Look across virtually any industry and you’ll see great examples where traditional spaces are being disrupted by software, access to data, and massive online communities. The net effect is powerful: it empowers all of us (no matter who we are or where we are) to learn more quickly, make better decisions, and operate more efficiently.
Thus, it should come as no surprise that we are now seeing Venture Capital being disrupted by these forces as well.
In the past (aka 1990’s), very little content on start-ups and VCs was publicly available. The fundraising process was closed and privileged: it all boiled down to who you knew offline. In his post The Disruption of Venture Capital, Albert Wenger described VC as “the club you had to be invited into.”
Today, the boom of information (i.e. start-up databases/networks like CrunchBase and AngelList) has led to unparalleled access to investment capital as more seed funds, angels, and syndicates emerge on the scene. People who are not traditionally in VC can now invest in startups with a higher comfort level, because CrunchBase and AngelList have made data on thousands of start-ups publicly available. In just a few clicks, you can find everything from the company’s tagline to information on founders and investors, number of employees, funding rounds, etc.
However, while we may be shifting from a closed system to a more transparent (and hopefully merit-based) environment, there’s a lot of noise being created along the way. Business data on start-ups, VCs, PE, financial markets, sales and marketing is being created at an alarming rate. Yet, most of this data is fragmented and inconsistent – making it difficult for decision-makers to leverage the information.

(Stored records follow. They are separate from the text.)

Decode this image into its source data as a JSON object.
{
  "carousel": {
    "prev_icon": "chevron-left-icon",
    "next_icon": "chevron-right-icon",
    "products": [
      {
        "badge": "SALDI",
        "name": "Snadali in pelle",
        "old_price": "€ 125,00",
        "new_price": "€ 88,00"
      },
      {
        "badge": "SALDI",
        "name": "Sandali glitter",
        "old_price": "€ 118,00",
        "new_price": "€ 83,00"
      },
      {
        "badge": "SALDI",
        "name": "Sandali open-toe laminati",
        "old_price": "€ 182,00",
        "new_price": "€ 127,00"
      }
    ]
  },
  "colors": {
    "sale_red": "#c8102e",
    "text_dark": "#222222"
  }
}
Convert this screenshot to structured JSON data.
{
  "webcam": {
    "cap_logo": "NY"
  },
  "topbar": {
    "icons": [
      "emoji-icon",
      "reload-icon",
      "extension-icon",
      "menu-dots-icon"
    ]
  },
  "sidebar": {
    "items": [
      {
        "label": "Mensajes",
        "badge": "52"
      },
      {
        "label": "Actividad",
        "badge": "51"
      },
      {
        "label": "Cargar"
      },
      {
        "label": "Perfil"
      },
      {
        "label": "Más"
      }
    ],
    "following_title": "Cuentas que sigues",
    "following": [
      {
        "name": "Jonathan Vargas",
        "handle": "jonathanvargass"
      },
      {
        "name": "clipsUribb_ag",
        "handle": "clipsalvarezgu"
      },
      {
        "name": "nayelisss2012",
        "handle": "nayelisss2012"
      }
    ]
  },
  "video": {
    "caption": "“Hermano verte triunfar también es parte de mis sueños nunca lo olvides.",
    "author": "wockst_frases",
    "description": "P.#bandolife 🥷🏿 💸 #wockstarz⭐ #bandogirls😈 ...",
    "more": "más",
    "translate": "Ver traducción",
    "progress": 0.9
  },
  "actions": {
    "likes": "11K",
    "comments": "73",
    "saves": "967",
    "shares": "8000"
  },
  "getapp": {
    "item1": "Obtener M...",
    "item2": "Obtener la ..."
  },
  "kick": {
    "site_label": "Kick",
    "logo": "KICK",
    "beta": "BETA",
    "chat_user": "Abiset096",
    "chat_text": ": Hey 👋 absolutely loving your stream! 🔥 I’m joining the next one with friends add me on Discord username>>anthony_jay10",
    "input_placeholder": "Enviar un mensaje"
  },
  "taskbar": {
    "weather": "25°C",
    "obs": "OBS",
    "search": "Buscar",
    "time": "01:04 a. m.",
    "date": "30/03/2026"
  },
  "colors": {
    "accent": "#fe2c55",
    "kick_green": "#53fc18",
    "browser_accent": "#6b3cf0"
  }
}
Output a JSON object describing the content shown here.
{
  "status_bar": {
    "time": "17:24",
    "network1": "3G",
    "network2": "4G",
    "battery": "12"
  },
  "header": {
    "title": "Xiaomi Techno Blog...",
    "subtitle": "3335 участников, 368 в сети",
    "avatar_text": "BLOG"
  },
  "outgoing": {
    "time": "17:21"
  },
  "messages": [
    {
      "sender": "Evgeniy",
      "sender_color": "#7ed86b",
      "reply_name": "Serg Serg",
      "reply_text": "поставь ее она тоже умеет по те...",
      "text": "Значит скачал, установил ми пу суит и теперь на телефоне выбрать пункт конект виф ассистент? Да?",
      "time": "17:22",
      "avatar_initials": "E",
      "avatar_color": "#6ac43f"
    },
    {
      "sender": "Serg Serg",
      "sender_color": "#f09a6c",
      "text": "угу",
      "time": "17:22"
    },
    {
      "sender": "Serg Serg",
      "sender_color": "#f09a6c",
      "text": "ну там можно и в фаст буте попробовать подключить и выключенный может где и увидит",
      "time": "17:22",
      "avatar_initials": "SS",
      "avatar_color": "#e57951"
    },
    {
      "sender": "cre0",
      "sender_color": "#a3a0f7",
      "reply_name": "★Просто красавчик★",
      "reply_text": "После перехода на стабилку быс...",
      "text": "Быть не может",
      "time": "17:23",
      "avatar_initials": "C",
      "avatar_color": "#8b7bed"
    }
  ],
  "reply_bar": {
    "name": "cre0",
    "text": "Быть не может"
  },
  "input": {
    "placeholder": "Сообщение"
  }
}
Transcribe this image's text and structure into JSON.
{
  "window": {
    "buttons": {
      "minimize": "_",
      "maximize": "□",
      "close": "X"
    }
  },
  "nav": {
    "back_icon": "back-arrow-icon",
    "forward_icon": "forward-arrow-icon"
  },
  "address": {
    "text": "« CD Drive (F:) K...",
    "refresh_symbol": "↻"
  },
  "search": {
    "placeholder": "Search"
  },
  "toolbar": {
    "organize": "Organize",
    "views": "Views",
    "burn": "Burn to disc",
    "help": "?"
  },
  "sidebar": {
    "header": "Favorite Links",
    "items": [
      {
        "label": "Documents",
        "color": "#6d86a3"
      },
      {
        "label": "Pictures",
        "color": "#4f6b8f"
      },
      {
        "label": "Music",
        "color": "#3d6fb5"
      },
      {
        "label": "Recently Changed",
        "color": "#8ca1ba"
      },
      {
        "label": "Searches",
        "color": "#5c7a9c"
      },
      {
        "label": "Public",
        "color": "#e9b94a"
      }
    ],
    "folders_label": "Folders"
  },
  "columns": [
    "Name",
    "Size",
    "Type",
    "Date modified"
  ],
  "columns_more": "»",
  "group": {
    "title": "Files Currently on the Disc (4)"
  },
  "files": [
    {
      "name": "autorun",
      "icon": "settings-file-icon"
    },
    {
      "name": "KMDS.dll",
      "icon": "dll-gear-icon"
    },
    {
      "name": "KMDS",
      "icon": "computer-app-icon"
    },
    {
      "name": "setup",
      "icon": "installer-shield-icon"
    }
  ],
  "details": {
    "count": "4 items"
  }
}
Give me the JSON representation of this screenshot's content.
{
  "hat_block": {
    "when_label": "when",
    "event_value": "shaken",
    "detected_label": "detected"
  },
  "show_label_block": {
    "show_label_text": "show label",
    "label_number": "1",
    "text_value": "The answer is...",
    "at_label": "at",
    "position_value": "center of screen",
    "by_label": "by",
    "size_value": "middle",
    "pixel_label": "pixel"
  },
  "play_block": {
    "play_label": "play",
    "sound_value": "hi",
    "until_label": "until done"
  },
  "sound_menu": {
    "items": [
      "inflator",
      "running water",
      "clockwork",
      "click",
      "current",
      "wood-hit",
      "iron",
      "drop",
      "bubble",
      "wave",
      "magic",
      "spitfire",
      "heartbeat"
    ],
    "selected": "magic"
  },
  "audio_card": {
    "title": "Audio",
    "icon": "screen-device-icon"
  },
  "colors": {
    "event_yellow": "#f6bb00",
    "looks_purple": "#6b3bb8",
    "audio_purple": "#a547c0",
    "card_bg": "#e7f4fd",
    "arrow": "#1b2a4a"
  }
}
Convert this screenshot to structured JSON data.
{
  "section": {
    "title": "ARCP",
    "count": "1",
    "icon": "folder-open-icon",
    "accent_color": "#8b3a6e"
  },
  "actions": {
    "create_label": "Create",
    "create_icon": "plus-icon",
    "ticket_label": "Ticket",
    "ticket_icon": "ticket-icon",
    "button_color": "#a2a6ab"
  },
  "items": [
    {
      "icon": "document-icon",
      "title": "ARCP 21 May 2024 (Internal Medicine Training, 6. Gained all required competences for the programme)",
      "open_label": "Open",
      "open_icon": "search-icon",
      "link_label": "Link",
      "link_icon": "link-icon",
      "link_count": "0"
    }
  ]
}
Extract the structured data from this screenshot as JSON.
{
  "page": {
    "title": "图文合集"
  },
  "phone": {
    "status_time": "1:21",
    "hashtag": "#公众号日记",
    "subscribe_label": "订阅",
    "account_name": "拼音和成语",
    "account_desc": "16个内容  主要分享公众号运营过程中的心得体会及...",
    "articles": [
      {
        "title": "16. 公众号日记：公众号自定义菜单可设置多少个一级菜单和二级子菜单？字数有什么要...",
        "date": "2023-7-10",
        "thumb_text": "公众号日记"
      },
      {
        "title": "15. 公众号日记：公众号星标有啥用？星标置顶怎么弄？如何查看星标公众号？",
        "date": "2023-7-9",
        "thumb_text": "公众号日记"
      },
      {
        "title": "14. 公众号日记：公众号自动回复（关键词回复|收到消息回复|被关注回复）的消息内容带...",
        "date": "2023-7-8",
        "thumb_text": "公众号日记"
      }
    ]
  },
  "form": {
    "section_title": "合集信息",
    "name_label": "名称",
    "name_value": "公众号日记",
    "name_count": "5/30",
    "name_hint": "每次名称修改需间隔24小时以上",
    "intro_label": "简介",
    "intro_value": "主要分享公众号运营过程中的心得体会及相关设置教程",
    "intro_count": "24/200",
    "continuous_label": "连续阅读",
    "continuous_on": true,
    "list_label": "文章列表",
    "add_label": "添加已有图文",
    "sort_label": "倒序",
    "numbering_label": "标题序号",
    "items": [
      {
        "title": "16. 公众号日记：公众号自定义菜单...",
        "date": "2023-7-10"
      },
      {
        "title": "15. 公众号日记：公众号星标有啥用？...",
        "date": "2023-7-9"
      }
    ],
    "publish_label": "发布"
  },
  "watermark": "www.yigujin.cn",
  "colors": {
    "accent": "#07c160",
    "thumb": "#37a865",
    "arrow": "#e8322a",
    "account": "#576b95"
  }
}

So, how can we use all this data to make better decisions? Or more specifically, how can we as investors better identify and find those start-ups that are primed for success?
Enter Mattermark: where “Big Data Meets Venture Capital”
Mattermark is a web-based platform that helps VCs weed through the vast amounts of data to identify potential investment opportunities and track existing start-ups and private companies. The product collects, cleans, and curates data from news sites, SEC filings, Twitter, LinkedIn, Facebook, AngelList, CrunchBase, and more. It offers custom reports, real-time updates, specific filtering, and easy organization of start-ups based on stage, vertical, geography, and Mattermark score (a proprietary index that measures momentum).
Mattermark was launched in the Fall 2013 and is led by Danielle Morrill, Kevin Morrill, and Andy Sparks. The team are alumni of Y Combinator S12 as well as Batch 5 of 500 Startups in 2012. You can read about the company’s background on VentureBeat and TechCrunch.
Why we’re excited
The Version One portfolio is full of examples where software/online platforms are disrupting specific verticals – from Top Hat (education) to Upverter (hardware development), Figure 1 (healthcare), Jobber (field service), and Clio (legal). But, Mattermark is disrupting our own industry and giving us the tools to do our job more efficiently.
For starters, Mattermark allows us to be more proactive. Like with most VCs, our inbound leads come from our network. While we greatly appreciate these introductions from fellow VCs and entrepreneurs (who are great curators in their own right), inbound leads are inherently reactive. We’re relying on others to send what they think are the right opportunities for us.
But with Mattermark, we can now leverage the vast amounts of publicly available data to identify the rising stars and compare them to other companies in their vertical. Mattermark is never going to replace our own network, relationships, and gut, but it does make us much more efficient in sourcing and researching opportunities. We’re now able to generate more outbound leads.
Danielle Morrill has said that Mattermark’s goal is to create a company that is the equivalent of Bloomberg for start-ups and Venture Capital – providing investors with the tools to discover, research, and track start-ups. We’re excited for the possibilities.